MSCE116K induces expression of the CD30–IRF4–MYC axis, drives cell cycle progression, and can be targeted with BET inhibitors.
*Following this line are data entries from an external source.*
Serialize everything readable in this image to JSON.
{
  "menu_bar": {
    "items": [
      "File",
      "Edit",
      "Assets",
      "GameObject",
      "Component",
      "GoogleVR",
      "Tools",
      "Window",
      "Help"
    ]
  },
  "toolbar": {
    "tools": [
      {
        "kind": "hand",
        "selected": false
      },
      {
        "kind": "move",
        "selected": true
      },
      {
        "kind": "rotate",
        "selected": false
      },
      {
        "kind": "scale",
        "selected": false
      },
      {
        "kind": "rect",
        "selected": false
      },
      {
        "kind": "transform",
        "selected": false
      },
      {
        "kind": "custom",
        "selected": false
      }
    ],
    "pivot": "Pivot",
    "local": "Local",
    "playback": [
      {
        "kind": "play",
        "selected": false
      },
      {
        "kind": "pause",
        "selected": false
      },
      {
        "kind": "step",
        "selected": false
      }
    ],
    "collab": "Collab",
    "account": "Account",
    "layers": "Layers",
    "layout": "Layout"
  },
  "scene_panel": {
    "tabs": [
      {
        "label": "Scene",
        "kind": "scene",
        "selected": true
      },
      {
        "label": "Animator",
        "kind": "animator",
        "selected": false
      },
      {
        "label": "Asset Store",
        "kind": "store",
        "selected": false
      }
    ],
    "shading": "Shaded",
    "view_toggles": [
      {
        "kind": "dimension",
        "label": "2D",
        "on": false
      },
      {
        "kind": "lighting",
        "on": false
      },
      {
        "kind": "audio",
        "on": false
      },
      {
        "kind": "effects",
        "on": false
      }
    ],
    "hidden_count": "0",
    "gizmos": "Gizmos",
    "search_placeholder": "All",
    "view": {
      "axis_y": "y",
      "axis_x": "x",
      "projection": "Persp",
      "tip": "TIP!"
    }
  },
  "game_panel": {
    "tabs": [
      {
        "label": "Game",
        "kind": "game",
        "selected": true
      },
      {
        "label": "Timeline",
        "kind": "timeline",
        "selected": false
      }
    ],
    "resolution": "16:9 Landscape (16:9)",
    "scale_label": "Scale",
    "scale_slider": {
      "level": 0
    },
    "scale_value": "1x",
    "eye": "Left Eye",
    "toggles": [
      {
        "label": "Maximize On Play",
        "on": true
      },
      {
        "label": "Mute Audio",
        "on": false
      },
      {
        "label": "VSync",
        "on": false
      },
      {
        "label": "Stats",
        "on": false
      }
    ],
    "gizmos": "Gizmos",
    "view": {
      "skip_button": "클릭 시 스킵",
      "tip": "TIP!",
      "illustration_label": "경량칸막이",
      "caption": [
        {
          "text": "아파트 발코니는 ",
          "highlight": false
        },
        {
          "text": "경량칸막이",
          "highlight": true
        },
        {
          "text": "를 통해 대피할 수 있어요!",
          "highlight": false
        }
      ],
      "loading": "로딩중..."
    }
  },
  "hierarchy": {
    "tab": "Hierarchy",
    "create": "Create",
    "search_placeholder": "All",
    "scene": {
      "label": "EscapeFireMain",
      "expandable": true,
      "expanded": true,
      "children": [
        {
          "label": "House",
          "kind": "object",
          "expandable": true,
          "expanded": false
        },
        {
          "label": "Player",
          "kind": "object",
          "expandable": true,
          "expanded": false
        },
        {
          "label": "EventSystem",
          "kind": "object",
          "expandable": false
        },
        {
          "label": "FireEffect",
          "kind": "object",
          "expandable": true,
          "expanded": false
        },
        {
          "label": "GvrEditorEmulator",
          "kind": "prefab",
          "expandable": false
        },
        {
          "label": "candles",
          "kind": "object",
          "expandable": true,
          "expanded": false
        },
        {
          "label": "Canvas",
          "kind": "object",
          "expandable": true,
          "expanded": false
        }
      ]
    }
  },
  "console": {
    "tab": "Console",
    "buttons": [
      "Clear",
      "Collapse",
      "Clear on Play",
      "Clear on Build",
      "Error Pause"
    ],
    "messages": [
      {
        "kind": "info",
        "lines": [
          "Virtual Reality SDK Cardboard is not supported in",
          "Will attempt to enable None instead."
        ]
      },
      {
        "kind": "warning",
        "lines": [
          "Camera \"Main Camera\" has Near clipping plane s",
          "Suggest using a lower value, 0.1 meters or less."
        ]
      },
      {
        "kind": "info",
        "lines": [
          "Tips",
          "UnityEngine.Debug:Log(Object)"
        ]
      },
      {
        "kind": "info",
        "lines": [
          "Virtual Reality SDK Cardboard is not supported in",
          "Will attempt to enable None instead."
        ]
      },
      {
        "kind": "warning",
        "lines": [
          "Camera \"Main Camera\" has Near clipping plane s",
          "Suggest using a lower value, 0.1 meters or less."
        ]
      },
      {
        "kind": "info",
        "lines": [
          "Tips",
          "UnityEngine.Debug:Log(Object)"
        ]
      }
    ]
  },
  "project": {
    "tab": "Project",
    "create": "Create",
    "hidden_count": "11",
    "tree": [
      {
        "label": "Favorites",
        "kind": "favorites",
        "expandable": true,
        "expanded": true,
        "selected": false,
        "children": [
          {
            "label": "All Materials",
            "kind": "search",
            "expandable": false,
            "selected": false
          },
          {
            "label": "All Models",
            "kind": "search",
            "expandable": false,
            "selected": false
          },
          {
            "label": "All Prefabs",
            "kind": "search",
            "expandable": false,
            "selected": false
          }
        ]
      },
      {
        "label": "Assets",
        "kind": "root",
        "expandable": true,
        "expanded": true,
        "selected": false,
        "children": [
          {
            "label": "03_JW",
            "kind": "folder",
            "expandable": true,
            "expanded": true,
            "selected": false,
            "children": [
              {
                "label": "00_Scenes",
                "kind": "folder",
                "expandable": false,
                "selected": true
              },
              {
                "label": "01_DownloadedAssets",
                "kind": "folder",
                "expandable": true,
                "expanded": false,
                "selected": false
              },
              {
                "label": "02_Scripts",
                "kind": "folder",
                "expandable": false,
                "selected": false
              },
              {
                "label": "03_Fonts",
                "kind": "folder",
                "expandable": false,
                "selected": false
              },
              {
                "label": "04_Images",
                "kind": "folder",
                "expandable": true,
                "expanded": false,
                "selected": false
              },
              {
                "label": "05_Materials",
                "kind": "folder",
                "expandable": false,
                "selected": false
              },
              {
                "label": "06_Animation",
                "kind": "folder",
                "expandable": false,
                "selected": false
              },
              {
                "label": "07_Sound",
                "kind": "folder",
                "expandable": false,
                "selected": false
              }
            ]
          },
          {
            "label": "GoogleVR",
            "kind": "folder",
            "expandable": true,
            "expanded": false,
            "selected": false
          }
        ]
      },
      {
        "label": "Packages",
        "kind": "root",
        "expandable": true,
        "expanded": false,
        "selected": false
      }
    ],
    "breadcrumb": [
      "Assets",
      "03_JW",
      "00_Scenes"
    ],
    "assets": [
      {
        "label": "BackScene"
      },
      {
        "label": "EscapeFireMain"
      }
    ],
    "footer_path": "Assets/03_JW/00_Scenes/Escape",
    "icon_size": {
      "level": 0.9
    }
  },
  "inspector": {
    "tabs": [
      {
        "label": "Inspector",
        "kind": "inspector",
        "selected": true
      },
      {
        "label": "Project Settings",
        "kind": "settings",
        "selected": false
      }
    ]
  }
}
Anaplastic large cell lymphomas (ALCLs) represent a relatively common group of T-cell non-Hodgkin lymphomas (T-NHLs) that are unified by similar pathologic features but demonstrate marked genetic heterogeneity. ALCLs are broadly classified as being anaplastic lymphoma kinase (ALK)+ or ALK−, based on the presence or absence of ALK rearrangements. Exome sequencing of 62 T-NHLs identified a previously unreported recurrent mutation in the musculin gene, MSCE116K, exclusively in ALK− ALCLs. Additional sequencing for a total of 238 T-NHLs confirmed the specificity of MSCE116K for ALK− ALCL and further demonstrated that 14 of 15 mutated cases (93%) had coexisting DUSP22 rearrangements. Musculin is a basic helix-loop-helix (bHLH) transcription factor that heterodimerizes with other bHLH proteins to regulate lymphocyte development. The E116K mutation localized to the DNA binding domain of musculin and permitted formation of musculin–bHLH heterodimers but prevented their binding to authentic target sequence. Functional analysis showed MSCE116K acted in a dominant-negative fashion, reversing wild-type musculin-induced repression of MYC and cell cycle inhibition. Chromatin immunoprecipitation–sequencing and transcriptome analysis identified the cell cycle regulatory gene E2F2 as a direct transcriptional target of musculin. MSCE116K reversed E2F2-induced cell cycle arrest and promoted expression of the CD30–IRF4–MYC axis, whereas its expression was reciprocally induced by binding of IRF4 to the MSC promoter. Finally, ALCL cells expressing MSCE116K were preferentially targeted by the BET inhibitor JQ1. These findings identify a novel recurrent MSC mutation as a key driver of the CD30–IRF4–MYC axis and cell cycle progression in a unique subset of ALCLs.